In the first week of November, Olin students were greeted with sights of red posters across the hallways with just one line “Wait for Nov. 8”. The optimists among us smiled and walked away, the pessimists’ pictured apocalypse and called up their insurance agents and the realists started to look for clues.
Clue 1: A group of students were seen walking towards Gargoyle every day after classes.
Clue 2: Maintenance staff complained that loud music came from the studio at Gargoyle in a language they did not understand.
Clue 3: The owner of the Indian restaurant Baba’s in anticipation of a large order paid off the mortgage on his 3rd house.
Before we could unearth more clues, the Olin India Club played the spoiler and set up a ticket counter in Flag Hallway with posters of “Diwali Celebrations on Nov 8”.
With the cat out of the bag and no other clues to unearth, all we could do is sit back and watch as the Olin India Club (OIC) members worked tirelessly in an attempt to satisfy four out of the five sense organs.
On the D-Day, OIC wisely decided to satisfy the smell and taste senses first, for it gave everyone the energy to give the evening celebration the ovation it deserved.
The enticing aroma and sight of Butter Chicken, Matter Paneer, Naan and Gulab Jamun, to name a few, caused two sets of emotions, satisfaction in those who purchased tickets, and regret in those who did not.
The well-fed audience proceeded downstairs to May Auditorium for the celebrations. After the ceremonial lighting of “diya” by the Dean, Alison and Brad, the hosts for the evening, took the audience through different flavors of the “Indian culture”.
Vishwas, Abhishek and Aagosh regaled us with the Hindi song, “Aal izz well”. A much needed song considering what’s in store for us next week onwards.
Tony Cerame mesmerized us with his rendition of Beatles and the influence of Indian classical instruments in the music of Beatles.
Abhishek Chakravarty enthralled the audience with his melodious performance of the good, old school song, “Papa Kehte Hain”.
Kaushik tickled our funny bones, with his movie of the transformation of an Indian student Krishna.
Mike Puno, Preston Davis and Joe McDonald energized us with their own version of Black or White.

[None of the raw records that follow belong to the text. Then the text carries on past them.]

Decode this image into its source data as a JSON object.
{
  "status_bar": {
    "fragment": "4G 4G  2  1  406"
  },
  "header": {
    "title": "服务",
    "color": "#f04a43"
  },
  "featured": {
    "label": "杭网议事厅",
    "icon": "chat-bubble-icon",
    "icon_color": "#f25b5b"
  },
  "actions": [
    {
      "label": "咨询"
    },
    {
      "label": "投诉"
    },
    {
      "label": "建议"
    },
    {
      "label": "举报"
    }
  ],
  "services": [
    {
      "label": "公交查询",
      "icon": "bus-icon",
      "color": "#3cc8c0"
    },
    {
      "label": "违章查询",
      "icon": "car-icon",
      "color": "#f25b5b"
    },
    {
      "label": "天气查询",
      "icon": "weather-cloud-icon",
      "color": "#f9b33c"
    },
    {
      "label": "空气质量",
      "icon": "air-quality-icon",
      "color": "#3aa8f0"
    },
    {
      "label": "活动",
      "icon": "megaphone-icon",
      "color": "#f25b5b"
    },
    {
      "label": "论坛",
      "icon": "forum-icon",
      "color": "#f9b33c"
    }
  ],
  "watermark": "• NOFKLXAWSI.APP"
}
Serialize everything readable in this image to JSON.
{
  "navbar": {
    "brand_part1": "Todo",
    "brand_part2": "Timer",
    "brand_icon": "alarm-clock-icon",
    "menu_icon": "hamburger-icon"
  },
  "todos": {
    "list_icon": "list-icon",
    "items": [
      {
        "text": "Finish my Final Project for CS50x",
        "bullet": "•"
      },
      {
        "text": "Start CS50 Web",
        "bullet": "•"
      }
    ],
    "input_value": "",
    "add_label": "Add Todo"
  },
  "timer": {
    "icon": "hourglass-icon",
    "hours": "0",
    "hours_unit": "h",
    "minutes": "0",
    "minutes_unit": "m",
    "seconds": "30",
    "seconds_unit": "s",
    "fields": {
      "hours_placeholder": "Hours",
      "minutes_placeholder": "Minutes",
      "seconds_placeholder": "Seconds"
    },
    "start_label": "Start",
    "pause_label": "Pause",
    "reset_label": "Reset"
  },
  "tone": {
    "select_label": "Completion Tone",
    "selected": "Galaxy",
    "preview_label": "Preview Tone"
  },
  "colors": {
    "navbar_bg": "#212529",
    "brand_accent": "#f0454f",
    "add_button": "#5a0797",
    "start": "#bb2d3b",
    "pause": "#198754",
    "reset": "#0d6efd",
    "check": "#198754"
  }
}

Since any Indian celebration cannot be considered complete without song and dance from Bollywood, therefore choreographed by Anuja Pol, an exchange student from IIM Ahmedabad, a ravishing and colorful dance was performed by a group comprising mostly of non-Indian students. What is common to all Bollywood movies? A Happy ending! After weeks of effort culminated in the grand Diwali celebrations, Vishwas, Shashank, Kaushik, and everyone mentioned above could pat themselves on the back for a job well done and the audience could pat themselves on the back for $15 well spent.